AVAILABLE RECORDS
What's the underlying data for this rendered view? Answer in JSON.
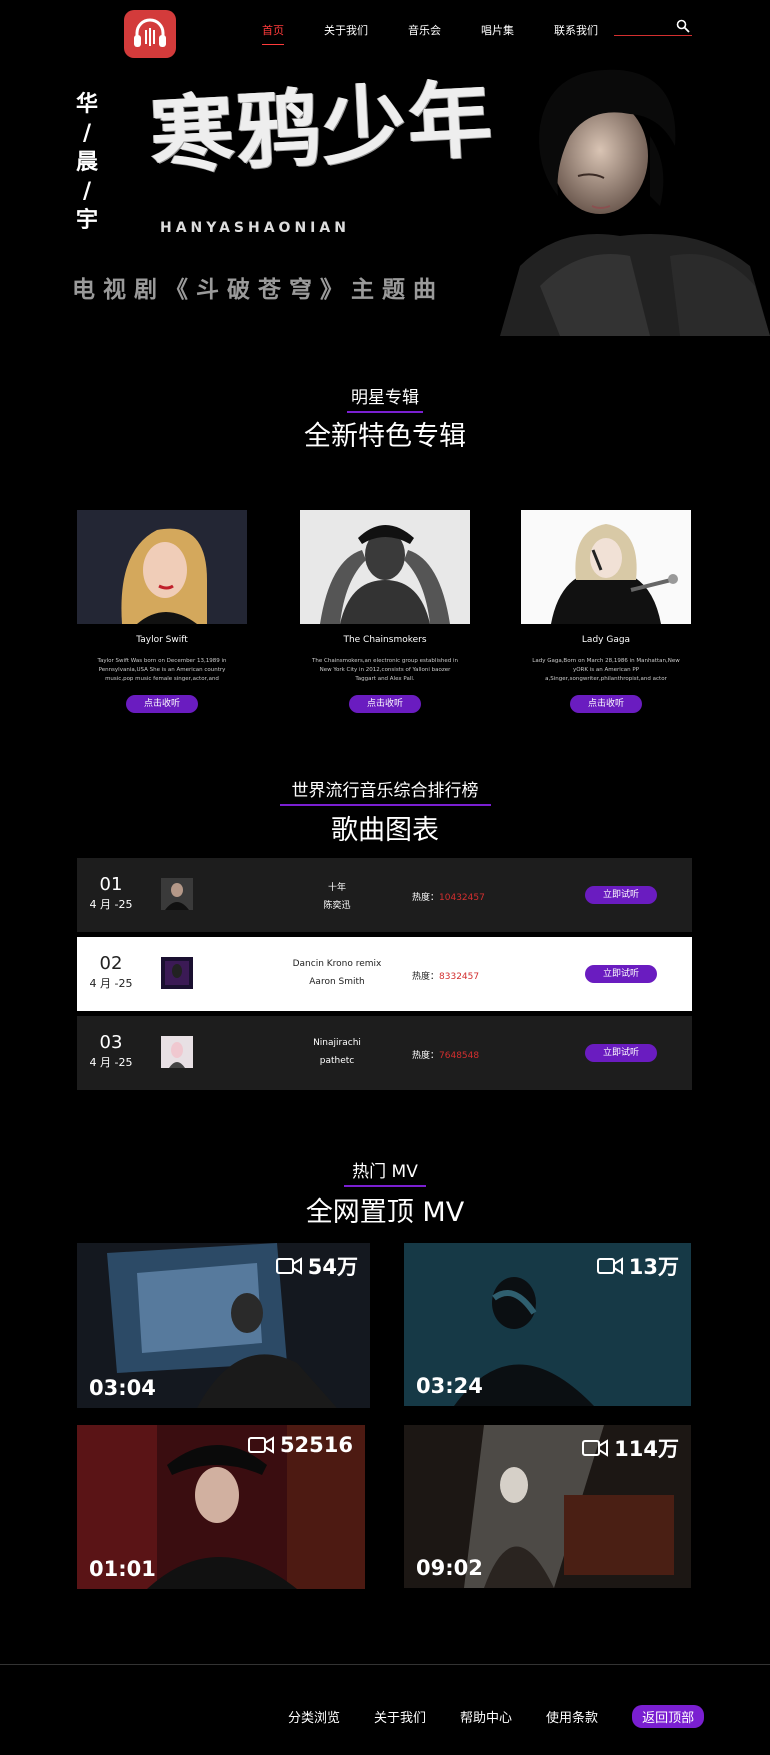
{
  "nav": {
    "items": [
      "首页",
      "关于我们",
      "音乐会",
      "唱片集",
      "联系我们"
    ],
    "active_index": 0,
    "search_placeholder": ""
  },
  "hero": {
    "vertical_text": [
      "华",
      "/",
      "晨",
      "/",
      "宇"
    ],
    "title": "寒鸦少年",
    "pinyin": "HANYASHAONIAN",
    "subtitle": "电视剧《斗破苍穹》主题曲"
  },
  "albums_section": {
    "kicker": "明星专辑",
    "title": "全新特色专辑",
    "items": [
      {
        "name": "Taylor Swift",
        "desc": "Taylor Swift Was born on December 13,1989 in Pennsylvania,USA She is an American country music,pop music female singer,actor,and philanthropist",
        "button": "点击收听"
      },
      {
        "name": "The Chainsmokers",
        "desc": "The Chainsmokers,an electronic group established in New York City in 2012,consists of Yalloni baozer Taggart and Alex Pall.",
        "button": "点击收听"
      },
      {
        "name": "Lady Gaga",
        "desc": "Lady Gaga,Born on March 28,1986 in Manhattan,New yORK is an American PP a,Singer,songwriter,philanthropist,and actor",
        "button": "点击收听"
      }
    ]
  },
  "chart_section": {
    "kicker": "世界流行音乐综合排行榜",
    "title": "歌曲图表",
    "heat_label": "热度：",
    "rows": [
      {
        "rank": "01",
        "date": "4 月 -25",
        "title": "十年",
        "artist": "陈奕迅",
        "heat": "10432457",
        "button": "立即试听"
      },
      {
        "rank": "02",
        "date": "4 月 -25",
        "title": "Dancin Krono remix",
        "artist": "Aaron Smith",
        "heat": "8332457",
        "button": "立即试听"
      },
      {
        "rank": "03",
        "date": "4 月 -25",
        "title": "Ninajirachi",
        "artist": "pathetc",
        "heat": "7648548",
        "button": "立即试听"
      }
    ]
  },
  "mv_section": {
    "kicker": "热门 MV",
    "title": "全网置顶 MV",
    "items": [
      {
        "views": "54万",
        "duration": "03:04"
      },
      {
        "views": "13万",
        "duration": "03:24"
      },
      {
        "views": "52516",
        "duration": "01:01"
      },
      {
        "views": "114万",
        "duration": "09:02"
      }
    ]
  },
  "footer": {
    "links": [
      "分类浏览",
      "关于我们",
      "帮助中心",
      "使用条款"
    ],
    "back_to_top": "返回顶部"
  },
  "colors": {
    "accent_purple": "#6a1cc0",
    "nav_active_red": "#ff3b3b",
    "heat_red": "#d32f2f",
    "logo_red": "#d33b3b"
  }
}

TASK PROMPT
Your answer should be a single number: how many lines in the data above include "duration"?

RESPONSE AREA
4